A mating pair of Syrphus ribesii hoverflies: It's always nice to capture insect behaviour and I particularly like the fact that the female is having a drink...!
Glowing Snail: I like this image of sunlight shining through a small snail mainly because it's a little different.
A Large Red Damselfly emerging from its larval stage: The process through which dragonflies and damselflies transform from their aquatic nymphal stage into the adult stage never ceases to amaze me. I like the position of the damselfly in this image as it tries to push its way free of the exuvia.
A Seven-Spot Ladybird feeding on an Aphid: I had been trying to capture this behaviour for a while and was very pleased to capture a series of detailed images showing ladybirds eating aphids.
Black and White Woodlouse: This image was taken back in March but it was only very recently that I decided to have a go at producing a menacing looking black and white version. I'm sure it's not to everyone's tastes but I'm quite pleased with how it turned out and I like the fact that it's a fairly unusual image.
Horse Fly (or Cleg Fly): I've been trying to get a decent image of a Horse Fly's eyes for some time but Horse Flies can be very skittish. I was pleased with the composition of this one.

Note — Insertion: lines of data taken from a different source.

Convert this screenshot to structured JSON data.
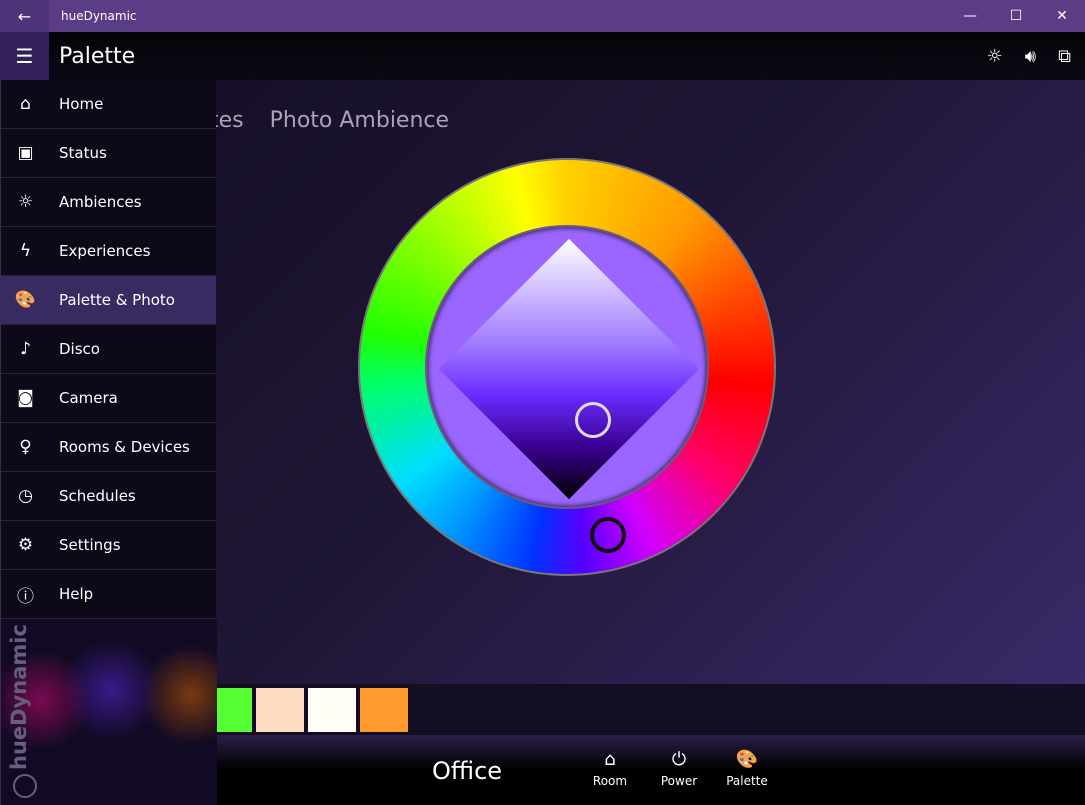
{
  "window": {
    "title": "hueDynamic",
    "back_icon": "arrow-left-icon"
  },
  "header": {
    "title": "Palette",
    "icons": [
      "brightness-icon",
      "volume-icon",
      "cast-icon"
    ]
  },
  "tabs": [
    "tes",
    "Photo Ambience"
  ],
  "sidebar": {
    "items": [
      {
        "label": "Home",
        "icon": "⌂"
      },
      {
        "label": "Status",
        "icon": "▣"
      },
      {
        "label": "Ambiences",
        "icon": "☼"
      },
      {
        "label": "Experiences",
        "icon": "ϟ"
      },
      {
        "label": "Palette & Photo",
        "icon": "🎨",
        "selected": true
      },
      {
        "label": "Disco",
        "icon": "♪"
      },
      {
        "label": "Camera",
        "icon": "◙"
      },
      {
        "label": "Rooms & Devices",
        "icon": "♀"
      },
      {
        "label": "Schedules",
        "icon": "◷"
      },
      {
        "label": "Settings",
        "icon": "⚙"
      },
      {
        "label": "Help",
        "icon": "ⓘ"
      }
    ],
    "brand": "hueDynamic"
  },
  "palette": {
    "swatches": [
      "#55ff33",
      "#ffdcc0",
      "#fffdf6",
      "#ff9a2e"
    ]
  },
  "bottom": {
    "room": "Office",
    "buttons": [
      {
        "label": "Room",
        "icon": "⌂"
      },
      {
        "label": "Power",
        "icon": "⏻"
      },
      {
        "label": "Palette",
        "icon": "🎨"
      }
    ]
  },
  "colors": {
    "titlebar": "#5b3d86",
    "selected": "#3a2a62",
    "inner_circle": "#9a66ff"
  }
}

Fly Agaric wideangle: As I've mentioned in previous posts, I'm a big fan of 'wideangle macro' style images. They're difficult to do well, and this one is far from perfect, but I was still quite pleased with how it came out.
Black Ant trying to 'milk' an aphid: This behaviour is very difficult to capture for the same reasons as I've given for the Black Ant image above. Again, I like the fact that I've managed to capture the ant and aphid side-on in the second or two for which they paused. Ideally a globule of honeydew would be present although the image would then tell a different story to this image which shows an increasingly frustrated ant resorting to clambering onto the aphid in an attempt to get it to secrete some honeydew.
So there you have it, an entirely personal and subjective selection of some of my favourite images of the year. I'm looking forward to next year already...